Far from falling out of favor, antique pieces are resonating with today's next generation of designers

Written by Sally Finder Weepie

Design by Zoe Feldman; photos courtesy of Stacy Zarin Goldberg Photography


It's a modern world, but antiques continue to hold a cherished place in the home, with designers mingling old and new pieces to create character-rich rooms.

Prints, tableware, and decorative objects are the top sellers at 1stdibs, according to Anthony Barzilay Freund, 1stdibs editorial director and director of fine art. 1stdibs represents 2,000 antiques dealers onsite from 40 countries. 

Among the top-performing creators in the past six months are: 

  • Fives-Lille, Orchies, Choisy-le-Roi, Sarreguemines, and Meissen Porcelain ceramics and serveware
  • Francisco Goya and Augusto Grossi prints
  • Gorham Manufacturing Company silver
  • Jerome Massier Fils decorative objects
  • Tiffany Studios decorative objects.

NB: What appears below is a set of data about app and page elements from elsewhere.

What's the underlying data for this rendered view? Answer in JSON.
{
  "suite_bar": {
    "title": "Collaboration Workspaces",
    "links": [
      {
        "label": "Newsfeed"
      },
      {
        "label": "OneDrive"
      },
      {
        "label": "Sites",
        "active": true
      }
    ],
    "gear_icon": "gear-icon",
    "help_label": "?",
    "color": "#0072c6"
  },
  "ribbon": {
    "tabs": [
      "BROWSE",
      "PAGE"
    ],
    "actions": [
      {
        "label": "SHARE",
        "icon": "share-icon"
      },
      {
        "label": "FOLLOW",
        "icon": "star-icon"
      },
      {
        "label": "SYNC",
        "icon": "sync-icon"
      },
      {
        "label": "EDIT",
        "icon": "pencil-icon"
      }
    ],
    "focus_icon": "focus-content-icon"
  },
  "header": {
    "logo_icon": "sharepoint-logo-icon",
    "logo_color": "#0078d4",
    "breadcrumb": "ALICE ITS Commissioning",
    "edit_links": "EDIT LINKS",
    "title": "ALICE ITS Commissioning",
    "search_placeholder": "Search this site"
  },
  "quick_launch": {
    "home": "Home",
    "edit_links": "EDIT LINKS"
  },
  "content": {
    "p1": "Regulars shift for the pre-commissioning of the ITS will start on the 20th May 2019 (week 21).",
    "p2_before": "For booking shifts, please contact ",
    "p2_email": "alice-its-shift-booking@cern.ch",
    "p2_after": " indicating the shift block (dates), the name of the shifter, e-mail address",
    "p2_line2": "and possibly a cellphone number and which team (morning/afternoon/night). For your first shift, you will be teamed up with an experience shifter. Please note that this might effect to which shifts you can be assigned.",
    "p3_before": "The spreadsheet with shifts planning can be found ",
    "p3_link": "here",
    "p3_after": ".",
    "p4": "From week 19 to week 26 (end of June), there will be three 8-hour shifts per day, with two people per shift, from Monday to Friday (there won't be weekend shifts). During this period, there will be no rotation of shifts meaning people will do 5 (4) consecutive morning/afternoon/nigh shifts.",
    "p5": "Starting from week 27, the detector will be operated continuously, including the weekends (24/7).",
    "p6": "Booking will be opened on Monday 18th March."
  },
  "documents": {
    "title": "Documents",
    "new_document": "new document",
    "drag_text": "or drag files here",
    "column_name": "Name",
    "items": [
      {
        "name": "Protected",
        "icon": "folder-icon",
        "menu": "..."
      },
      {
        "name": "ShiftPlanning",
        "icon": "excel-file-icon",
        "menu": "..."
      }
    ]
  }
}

    Also trending are specific time periods and style, Freund says: 
  • Old Masters portraits and pre-1900 figurative paintings 
  • Neoclassical, Biedermeie, and Louis XVI commodes and chests of drawers
  • Edo prints and screens
  • Jugendstil chandeliers and pendants

    Of course, designers have their own particular favorites.

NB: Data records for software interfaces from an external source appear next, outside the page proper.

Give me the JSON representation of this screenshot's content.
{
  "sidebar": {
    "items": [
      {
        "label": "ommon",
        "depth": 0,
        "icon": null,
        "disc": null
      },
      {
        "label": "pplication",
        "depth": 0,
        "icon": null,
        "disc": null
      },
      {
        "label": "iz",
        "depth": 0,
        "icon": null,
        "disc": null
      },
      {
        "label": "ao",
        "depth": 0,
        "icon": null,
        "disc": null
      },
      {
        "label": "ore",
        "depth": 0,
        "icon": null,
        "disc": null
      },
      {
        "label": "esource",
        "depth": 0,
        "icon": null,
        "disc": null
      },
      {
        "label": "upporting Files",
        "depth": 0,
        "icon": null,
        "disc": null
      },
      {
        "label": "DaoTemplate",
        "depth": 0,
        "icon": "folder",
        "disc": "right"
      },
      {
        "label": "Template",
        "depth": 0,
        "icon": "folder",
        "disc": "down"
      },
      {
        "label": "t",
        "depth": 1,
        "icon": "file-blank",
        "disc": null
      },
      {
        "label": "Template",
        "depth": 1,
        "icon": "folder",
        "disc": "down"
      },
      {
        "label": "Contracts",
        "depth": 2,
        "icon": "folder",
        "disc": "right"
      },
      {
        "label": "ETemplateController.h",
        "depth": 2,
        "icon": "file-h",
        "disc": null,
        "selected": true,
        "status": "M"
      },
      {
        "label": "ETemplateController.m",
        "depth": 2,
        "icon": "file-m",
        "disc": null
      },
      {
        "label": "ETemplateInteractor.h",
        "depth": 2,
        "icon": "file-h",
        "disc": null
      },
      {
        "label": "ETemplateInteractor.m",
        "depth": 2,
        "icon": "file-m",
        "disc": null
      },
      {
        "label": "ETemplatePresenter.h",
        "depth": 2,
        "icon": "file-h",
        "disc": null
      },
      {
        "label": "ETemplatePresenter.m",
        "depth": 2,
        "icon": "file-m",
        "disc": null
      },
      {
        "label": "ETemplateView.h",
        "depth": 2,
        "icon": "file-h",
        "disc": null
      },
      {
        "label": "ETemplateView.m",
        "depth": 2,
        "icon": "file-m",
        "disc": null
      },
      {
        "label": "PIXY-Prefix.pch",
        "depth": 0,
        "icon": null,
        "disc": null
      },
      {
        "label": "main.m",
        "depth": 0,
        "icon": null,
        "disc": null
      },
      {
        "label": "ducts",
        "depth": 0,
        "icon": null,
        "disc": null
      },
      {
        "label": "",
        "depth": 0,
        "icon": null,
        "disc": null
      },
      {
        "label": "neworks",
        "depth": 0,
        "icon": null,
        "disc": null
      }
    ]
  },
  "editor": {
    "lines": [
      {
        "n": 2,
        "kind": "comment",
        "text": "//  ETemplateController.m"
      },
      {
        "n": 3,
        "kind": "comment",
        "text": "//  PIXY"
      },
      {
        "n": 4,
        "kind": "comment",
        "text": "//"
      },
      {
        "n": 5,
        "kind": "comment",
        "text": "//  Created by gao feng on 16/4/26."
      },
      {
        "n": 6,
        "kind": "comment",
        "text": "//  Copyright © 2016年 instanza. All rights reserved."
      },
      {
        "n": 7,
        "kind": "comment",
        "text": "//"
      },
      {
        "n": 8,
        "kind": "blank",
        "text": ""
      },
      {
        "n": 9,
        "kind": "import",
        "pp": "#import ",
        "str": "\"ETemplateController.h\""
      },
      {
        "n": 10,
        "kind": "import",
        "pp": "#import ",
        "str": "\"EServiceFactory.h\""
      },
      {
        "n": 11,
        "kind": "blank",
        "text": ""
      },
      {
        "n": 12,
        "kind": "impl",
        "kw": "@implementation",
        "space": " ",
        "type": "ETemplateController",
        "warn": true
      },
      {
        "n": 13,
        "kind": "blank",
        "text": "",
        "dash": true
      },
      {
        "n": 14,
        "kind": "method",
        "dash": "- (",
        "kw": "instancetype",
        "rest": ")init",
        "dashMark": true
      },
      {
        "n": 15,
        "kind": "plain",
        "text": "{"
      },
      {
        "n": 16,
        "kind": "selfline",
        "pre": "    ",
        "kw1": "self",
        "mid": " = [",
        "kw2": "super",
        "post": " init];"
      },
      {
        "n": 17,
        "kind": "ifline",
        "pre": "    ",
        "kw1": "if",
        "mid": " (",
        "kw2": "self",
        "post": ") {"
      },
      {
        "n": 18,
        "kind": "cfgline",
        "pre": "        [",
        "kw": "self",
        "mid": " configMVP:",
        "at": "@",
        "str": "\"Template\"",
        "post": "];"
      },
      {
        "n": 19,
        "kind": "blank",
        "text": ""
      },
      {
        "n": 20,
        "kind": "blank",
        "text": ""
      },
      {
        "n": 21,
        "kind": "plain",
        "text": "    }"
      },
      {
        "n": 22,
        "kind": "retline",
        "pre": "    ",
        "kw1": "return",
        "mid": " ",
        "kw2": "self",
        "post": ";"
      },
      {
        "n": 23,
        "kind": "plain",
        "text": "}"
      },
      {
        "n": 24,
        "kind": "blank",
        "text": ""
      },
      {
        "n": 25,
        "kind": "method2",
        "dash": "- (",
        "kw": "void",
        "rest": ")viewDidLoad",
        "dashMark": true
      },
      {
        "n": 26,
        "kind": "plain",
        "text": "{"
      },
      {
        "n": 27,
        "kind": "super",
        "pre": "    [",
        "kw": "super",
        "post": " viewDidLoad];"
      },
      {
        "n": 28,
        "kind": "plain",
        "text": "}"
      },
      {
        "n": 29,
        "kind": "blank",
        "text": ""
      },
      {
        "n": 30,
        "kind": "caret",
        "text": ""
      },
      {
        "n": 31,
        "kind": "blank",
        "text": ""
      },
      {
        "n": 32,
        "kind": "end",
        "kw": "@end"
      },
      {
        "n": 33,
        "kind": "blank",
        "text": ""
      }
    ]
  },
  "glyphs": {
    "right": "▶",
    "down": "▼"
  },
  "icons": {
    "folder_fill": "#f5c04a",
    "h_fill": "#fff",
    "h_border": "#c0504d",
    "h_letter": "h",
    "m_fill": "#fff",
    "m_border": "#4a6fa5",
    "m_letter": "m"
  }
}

    Zoë Feldman, Designer and founder of Zoë Feldman Design: “Antiques add a beautiful patina to a home. Like art and rugs, they bring soul to spaces and keep them from looking too 'one note.' We like our spaces to feel collected and evolved—antiques help us to achieve this look. We also recently began to focus on designing with sustainability in mind. Loads of beautiful furniture already exist in this world—using antiques is an easy and effortless way to lower our carbon footprint during the decorating process. Antiques are basically the full package—they add interest and uniqueness to spaces while also helping save the planet!”

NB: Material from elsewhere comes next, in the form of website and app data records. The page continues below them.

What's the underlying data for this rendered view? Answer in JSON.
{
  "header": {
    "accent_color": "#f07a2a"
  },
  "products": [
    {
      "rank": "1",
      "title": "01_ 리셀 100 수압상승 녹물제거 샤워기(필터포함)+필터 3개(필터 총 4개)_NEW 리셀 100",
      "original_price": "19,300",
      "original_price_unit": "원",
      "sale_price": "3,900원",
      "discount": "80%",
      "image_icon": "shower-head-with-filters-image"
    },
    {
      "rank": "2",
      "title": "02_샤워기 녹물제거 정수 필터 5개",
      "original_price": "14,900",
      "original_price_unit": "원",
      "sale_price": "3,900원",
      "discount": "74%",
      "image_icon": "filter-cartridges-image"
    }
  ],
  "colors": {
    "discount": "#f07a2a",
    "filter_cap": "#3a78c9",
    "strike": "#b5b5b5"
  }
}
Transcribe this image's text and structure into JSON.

Josh Greene, designer and founder of New York-based interior design studio Josh Greene Design: “I think every room looks best with a mix of new and vintage. Here’s why: if everything is new, it risks looking like a showroom but if everything is old, all of a sudden you’re living in a stall at the marché aux puces. It also depends on the architecture of the space. If working with something clean-lined and modern, maybe add some more antiques for authenticity and the opposite for a room with inherent patina. I also keep in mind how much of a focal point you want the antique to be. Let’s say you have a modern room but a gigantic crusty gilt baroque mirror above the mantle, that might be all you need to strike the right balance.” 

Eche Martinez, designer and founder of San Francisco based interior design firm ECHE: "As a designer, I'm interested in exploring the dialogue between old and new and how our aesthetic interests evolve over time. Bringing antiques into an otherwise contemporary space brings to the forefront a sense of dynamism and depth that feels both layered and informed, elevating the room and the pieces in it. My philosophy is that every room should have at least one antique or vintage item."